In regard to the bookstore, that was no doubt a bit of hyperbole. But it’s true that when I walk into a Christian bookstore I basically realize looking at those books and the cover designs that those books all present an idealized reality. They’re not dealing with life as it is. I don’t believe in idealized characters. I don’t think that the purpose of fiction is to make people feel good. One of the functions of literature, rather than to affirm our already too easily held opinions, is instead to challenge them. I see most of the novels in Christian bookstores providing a sort of comfort and idealized reality and I just disagree with that.

I think early in your life as a writer you decide whether you’re going to write books like that or be honest. I feel as a Christian I can only try to be as honest as possible. That’s part of the difficulty I have with Christian romances. I just don’t find them honest and that troubles me.
There is also the fact that Christian writers whom I admire are not in the Christian bookstores. You will not find Christian literary writers like Flannery O’ Connor, Graham Greene, Kathleen Norris, or Anne Lamott in Christian bookstores. And I’d rather be with those people.

Leax- You seem to be very conscious at a certain point in your career where you want to go. What happened to me working out of Houghton was that I got waylaid by the Christian community. At the age of 25 if someone told me I would spend 37 years at Houghton College and be published by Christian publishers I would have just laughed. It was not my dream and my early publishing was all in literary journals.

But out of the consequence of working within the community, I started to be asked by Christian publishers for work. Suddenly I was a Christian writer. I never felt very Christian in my writing and so what has happened for me is extraordinary. I have managed within my Christian community to write literary work.
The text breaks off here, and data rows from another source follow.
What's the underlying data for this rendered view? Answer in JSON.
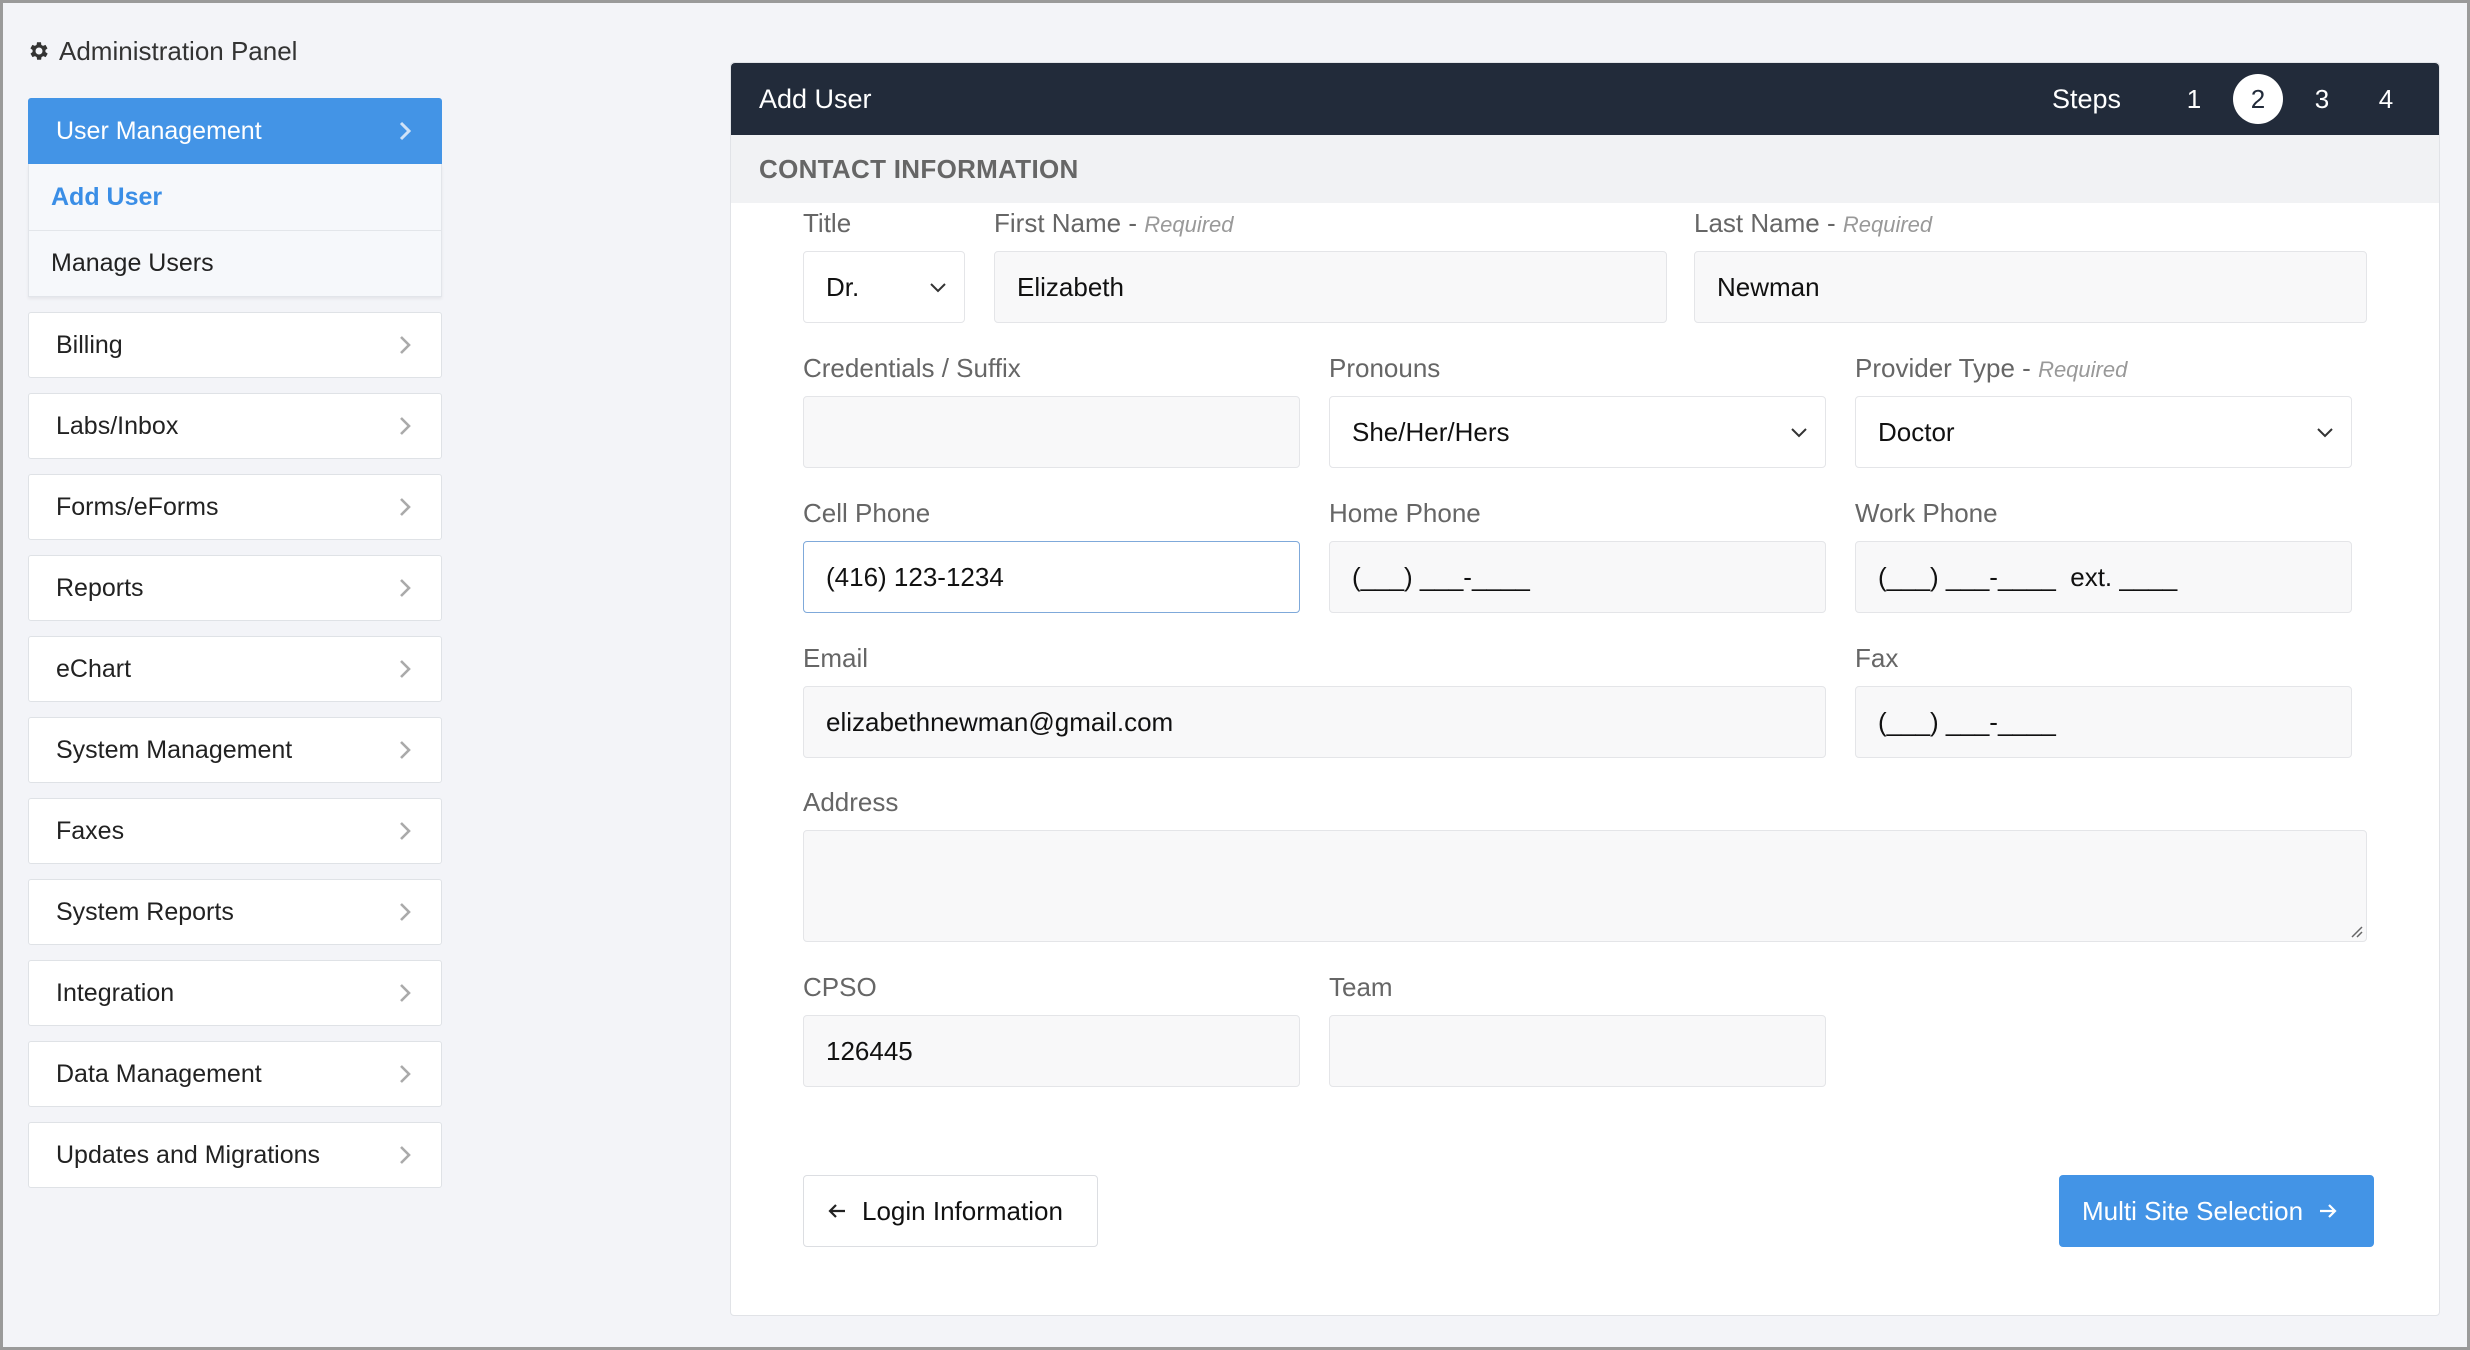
{
  "panel": {
    "title": "Administration Panel"
  },
  "sidebar": {
    "active": {
      "label": "User Management"
    },
    "subitems": [
      {
        "label": "Add User"
      },
      {
        "label": "Manage Users"
      }
    ],
    "items": [
      {
        "label": "Billing"
      },
      {
        "label": "Labs/Inbox"
      },
      {
        "label": "Forms/eForms"
      },
      {
        "label": "Reports"
      },
      {
        "label": "eChart"
      },
      {
        "label": "System Management"
      },
      {
        "label": "Faxes"
      },
      {
        "label": "System Reports"
      },
      {
        "label": "Integration"
      },
      {
        "label": "Data Management"
      },
      {
        "label": "Updates and Migrations"
      }
    ]
  },
  "card": {
    "title": "Add User",
    "steps_label": "Steps",
    "steps": [
      "1",
      "2",
      "3",
      "4"
    ],
    "section": "CONTACT INFORMATION"
  },
  "form": {
    "title": {
      "label": "Title",
      "value": "Dr."
    },
    "first_name": {
      "label": "First Name -",
      "required": "Required",
      "value": "Elizabeth"
    },
    "last_name": {
      "label": "Last Name -",
      "required": "Required",
      "value": "Newman"
    },
    "credentials": {
      "label": "Credentials / Suffix",
      "value": ""
    },
    "pronouns": {
      "label": "Pronouns",
      "value": "She/Her/Hers"
    },
    "provider_type": {
      "label": "Provider Type -",
      "required": "Required",
      "value": "Doctor"
    },
    "cell_phone": {
      "label": "Cell Phone",
      "value": "(416) 123-1234"
    },
    "home_phone": {
      "label": "Home Phone",
      "value": "(___) ___-____"
    },
    "work_phone": {
      "label": "Work Phone",
      "value": "(___) ___-____  ext. ____"
    },
    "email": {
      "label": "Email",
      "value": "elizabethnewman@gmail.com"
    },
    "fax": {
      "label": "Fax",
      "value": "(___) ___-____"
    },
    "address": {
      "label": "Address",
      "value": ""
    },
    "cpso": {
      "label": "CPSO",
      "value": "126445"
    },
    "team": {
      "label": "Team",
      "value": ""
    }
  },
  "buttons": {
    "back": "Login Information",
    "next": "Multi Site Selection"
  },
  "colors": {
    "accent": "#4394e6",
    "header": "#222b3a"
  }
}
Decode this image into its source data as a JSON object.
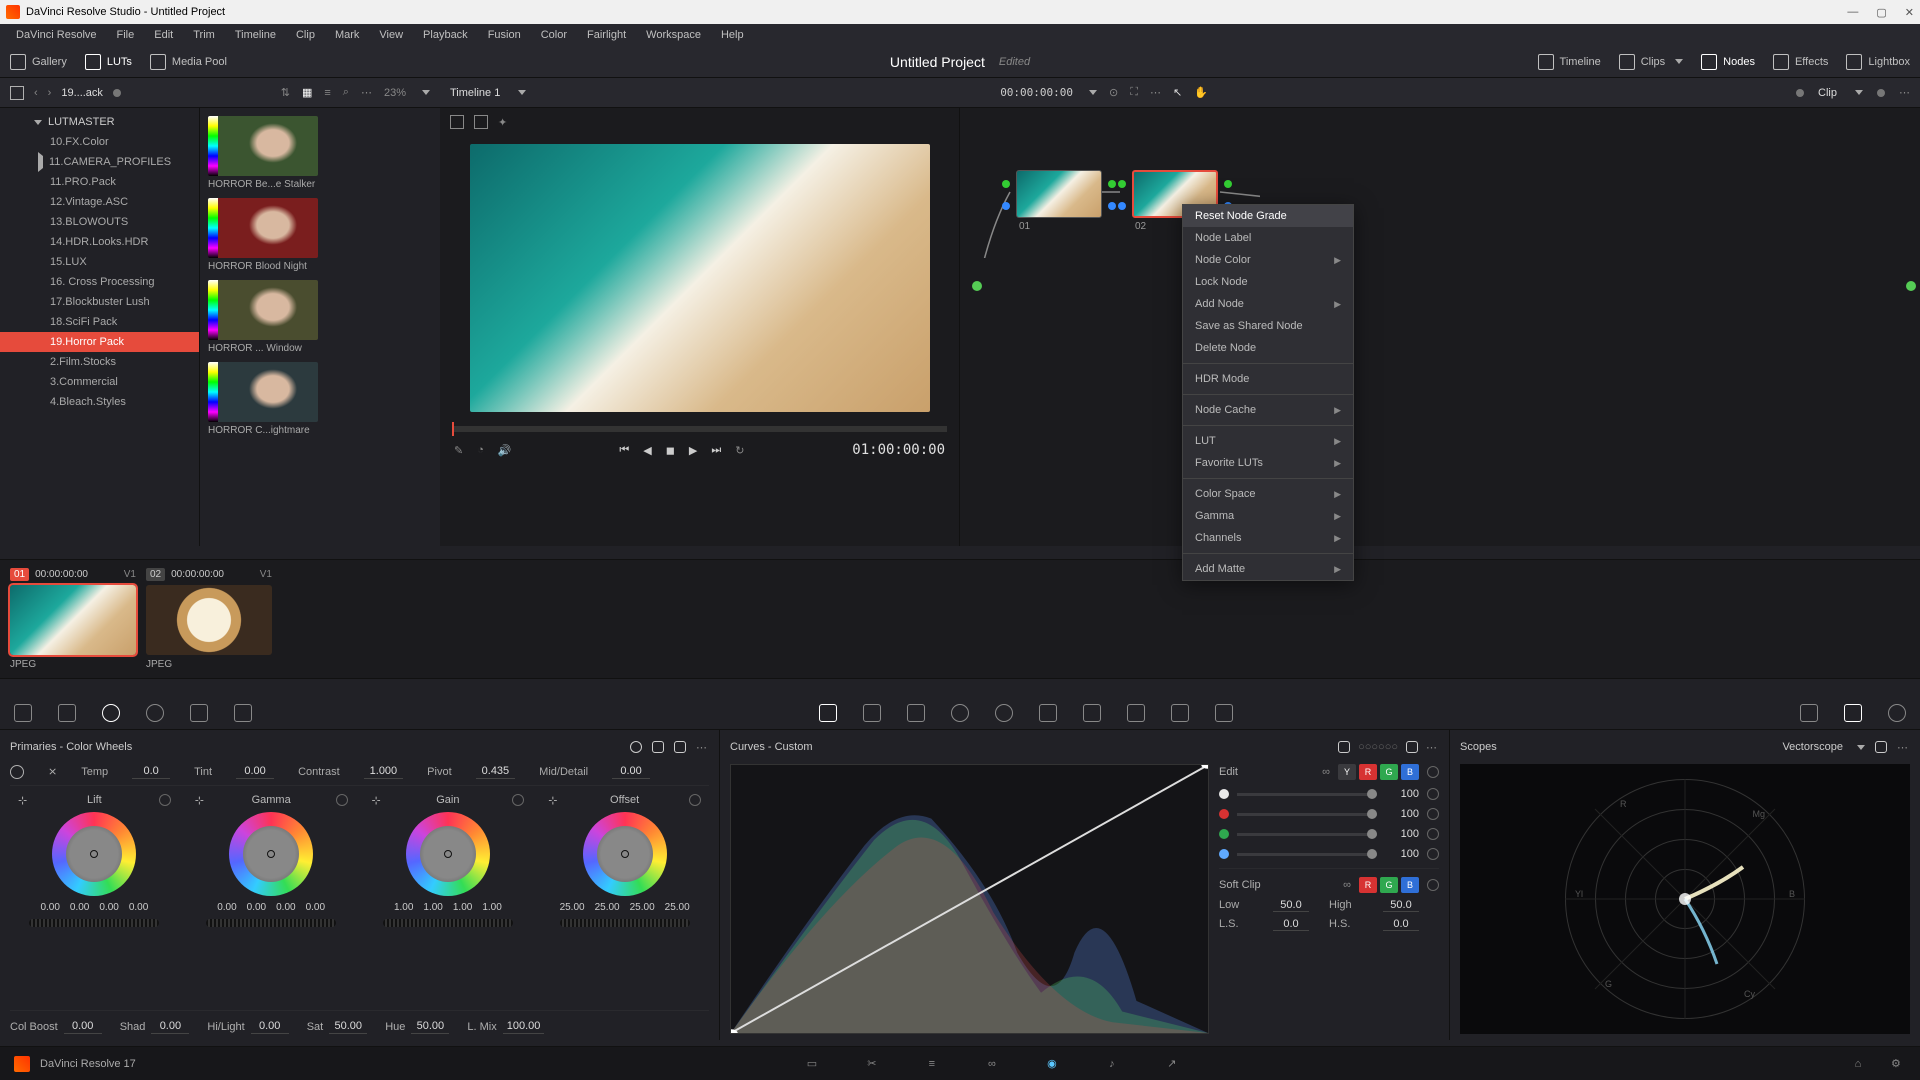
{
  "window": {
    "title": "DaVinci Resolve Studio - Untitled Project"
  },
  "menu": [
    "DaVinci Resolve",
    "File",
    "Edit",
    "Trim",
    "Timeline",
    "Clip",
    "Mark",
    "View",
    "Playback",
    "Fusion",
    "Color",
    "Fairlight",
    "Workspace",
    "Help"
  ],
  "top_toolbar": {
    "left": [
      {
        "id": "gallery",
        "label": "Gallery"
      },
      {
        "id": "luts",
        "label": "LUTs",
        "active": true
      },
      {
        "id": "mediapool",
        "label": "Media Pool"
      }
    ],
    "right": [
      {
        "id": "timeline",
        "label": "Timeline"
      },
      {
        "id": "clips",
        "label": "Clips",
        "dropdown": true
      },
      {
        "id": "nodes",
        "label": "Nodes",
        "active": true
      },
      {
        "id": "effects",
        "label": "Effects"
      },
      {
        "id": "lightbox",
        "label": "Lightbox"
      }
    ]
  },
  "project": {
    "name": "Untitled Project",
    "status": "Edited"
  },
  "subheader": {
    "breadcrumb": "19....ack",
    "zoom": "23%",
    "timeline_name": "Timeline 1",
    "timeline_tc": "00:00:00:00",
    "node_mode": "Clip"
  },
  "lut_tree": {
    "root": "LUTMASTER",
    "items": [
      "10.FX.Color",
      "11.CAMERA_PROFILES",
      "11.PRO.Pack",
      "12.Vintage.ASC",
      "13.BLOWOUTS",
      "14.HDR.Looks.HDR",
      "15.LUX",
      "16. Cross Processing",
      "17.Blockbuster Lush",
      "18.SciFi Pack",
      "19.Horror Pack",
      "2.Film.Stocks",
      "3.Commercial",
      "4.Bleach.Styles"
    ],
    "selected_index": 10
  },
  "lut_thumbs": [
    {
      "label": "HORROR Be...e Stalker",
      "tint": "#3b5530"
    },
    {
      "label": "HORROR Blood Night",
      "tint": "#7a1e1e"
    },
    {
      "label": "HORROR ... Window",
      "tint": "#4a4d2f"
    },
    {
      "label": "HORROR C...ightmare",
      "tint": "#2c3a3e"
    }
  ],
  "viewer": {
    "tc": "01:00:00:00"
  },
  "nodes": {
    "items": [
      {
        "id": "01"
      },
      {
        "id": "02"
      }
    ]
  },
  "context_menu": [
    {
      "label": "Reset Node Grade",
      "hl": true
    },
    {
      "label": "Node Label"
    },
    {
      "label": "Node Color",
      "sub": true
    },
    {
      "label": "Lock Node"
    },
    {
      "label": "Add Node",
      "sub": true
    },
    {
      "label": "Save as Shared Node"
    },
    {
      "label": "Delete Node"
    },
    {
      "sep": true
    },
    {
      "label": "HDR Mode"
    },
    {
      "sep": true
    },
    {
      "label": "Node Cache",
      "sub": true
    },
    {
      "sep": true
    },
    {
      "label": "LUT",
      "sub": true
    },
    {
      "label": "Favorite LUTs",
      "sub": true
    },
    {
      "sep": true
    },
    {
      "label": "Color Space",
      "sub": true
    },
    {
      "label": "Gamma",
      "sub": true
    },
    {
      "label": "Channels",
      "sub": true
    },
    {
      "sep": true
    },
    {
      "label": "Add Matte",
      "sub": true
    }
  ],
  "clips": [
    {
      "index": "01",
      "tc": "00:00:00:00",
      "track": "V1",
      "format": "JPEG",
      "selected": true,
      "kind": "beach"
    },
    {
      "index": "02",
      "tc": "00:00:00:00",
      "track": "V1",
      "format": "JPEG",
      "selected": false,
      "kind": "coffee"
    }
  ],
  "primaries": {
    "title": "Primaries - Color Wheels",
    "params": {
      "temp_label": "Temp",
      "temp": "0.0",
      "tint_label": "Tint",
      "tint": "0.00",
      "contrast_label": "Contrast",
      "contrast": "1.000",
      "pivot_label": "Pivot",
      "pivot": "0.435",
      "middetail_label": "Mid/Detail",
      "middetail": "0.00"
    },
    "wheels": [
      {
        "name": "Lift",
        "vals": [
          "0.00",
          "0.00",
          "0.00",
          "0.00"
        ]
      },
      {
        "name": "Gamma",
        "vals": [
          "0.00",
          "0.00",
          "0.00",
          "0.00"
        ]
      },
      {
        "name": "Gain",
        "vals": [
          "1.00",
          "1.00",
          "1.00",
          "1.00"
        ]
      },
      {
        "name": "Offset",
        "vals": [
          "25.00",
          "25.00",
          "25.00",
          "25.00"
        ]
      }
    ],
    "bottom": {
      "colboost_label": "Col Boost",
      "colboost": "0.00",
      "shad_label": "Shad",
      "shad": "0.00",
      "hilight_label": "Hi/Light",
      "hilight": "0.00",
      "sat_label": "Sat",
      "sat": "50.00",
      "hue_label": "Hue",
      "hue": "50.00",
      "lmix_label": "L. Mix",
      "lmix": "100.00"
    }
  },
  "curves": {
    "title": "Curves - Custom",
    "edit_label": "Edit",
    "channels": [
      {
        "color": "#e8e8e8",
        "value": "100"
      },
      {
        "color": "#d73232",
        "value": "100"
      },
      {
        "color": "#2fa84f",
        "value": "100"
      },
      {
        "color": "#60aaff",
        "value": "100"
      }
    ],
    "softclip_label": "Soft Clip",
    "softclip": {
      "low_label": "Low",
      "low": "50.0",
      "high_label": "High",
      "high": "50.0",
      "ls_label": "L.S.",
      "ls": "0.0",
      "hs_label": "H.S.",
      "hs": "0.0"
    }
  },
  "scopes": {
    "title": "Scopes",
    "mode": "Vectorscope"
  },
  "footer": {
    "version": "DaVinci Resolve 17"
  }
}
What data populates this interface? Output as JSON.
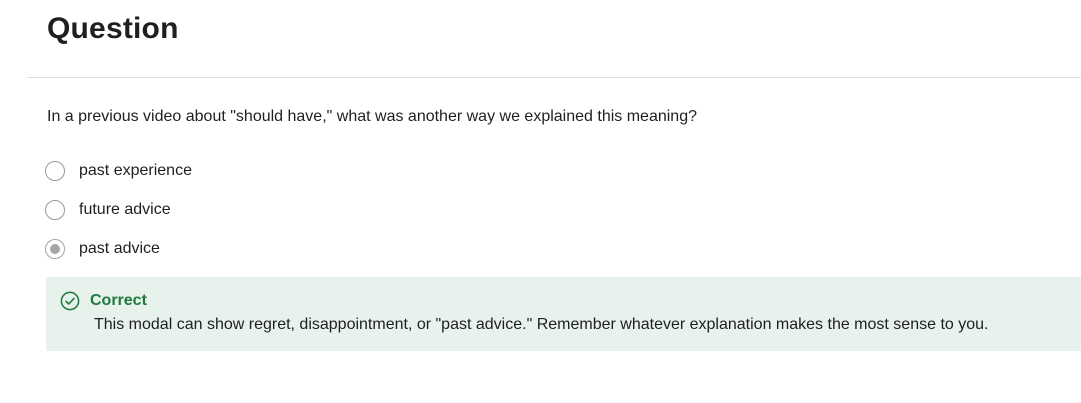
{
  "question": {
    "heading": "Question",
    "prompt": "In a previous video about \"should have,\" what was another way we explained this meaning?",
    "options": [
      {
        "label": "past experience",
        "selected": false
      },
      {
        "label": "future advice",
        "selected": false
      },
      {
        "label": "past advice",
        "selected": true
      }
    ]
  },
  "feedback": {
    "status": "Correct",
    "message": "This modal can show regret, disappointment, or \"past advice.\" Remember whatever explanation makes the most sense to you.",
    "icon": "check-circle-icon",
    "status_color": "#1d7a3b",
    "background_color": "#e8f2ec"
  }
}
When I was in my 50’s I had to deliberately go back to the journals to prove to myself that this work was real. That leads me to my last question. What could you say at this point in your career about the stewardship of your gifts?

Cook- I think every writer has to work that out in the sanctity of his or her writing room. What works for one writer doesn’t necessarily work for another. I believe too that there are different types of Christian publishers. When a publisher says my characters have to be a certain way and that there may not be certain type of language, immediately I know that publisher is not for me.

You really have to ascertain what God’s will for your life as a writer is. What it meant for Flannery O’ Connor it did not mean for Frederick Buechner or for Kathleen Norris or for Jack Leax. We’re all individual and look at the world in our own way, we all have our own subject matter that we write about. I think in your heart you have to try to search what God’s will for you as a writer is in terms of what you write about, where you publish and who your audience is. What I have tried to achieve in my life is not necessarily what someone else should aim for. I think here too we have freedom in Christ. That freedom is there for a purpose and we have to work that out with fear and trembling.

Leax- Fear and trembling and struggle. And it’s never easy. Thank you.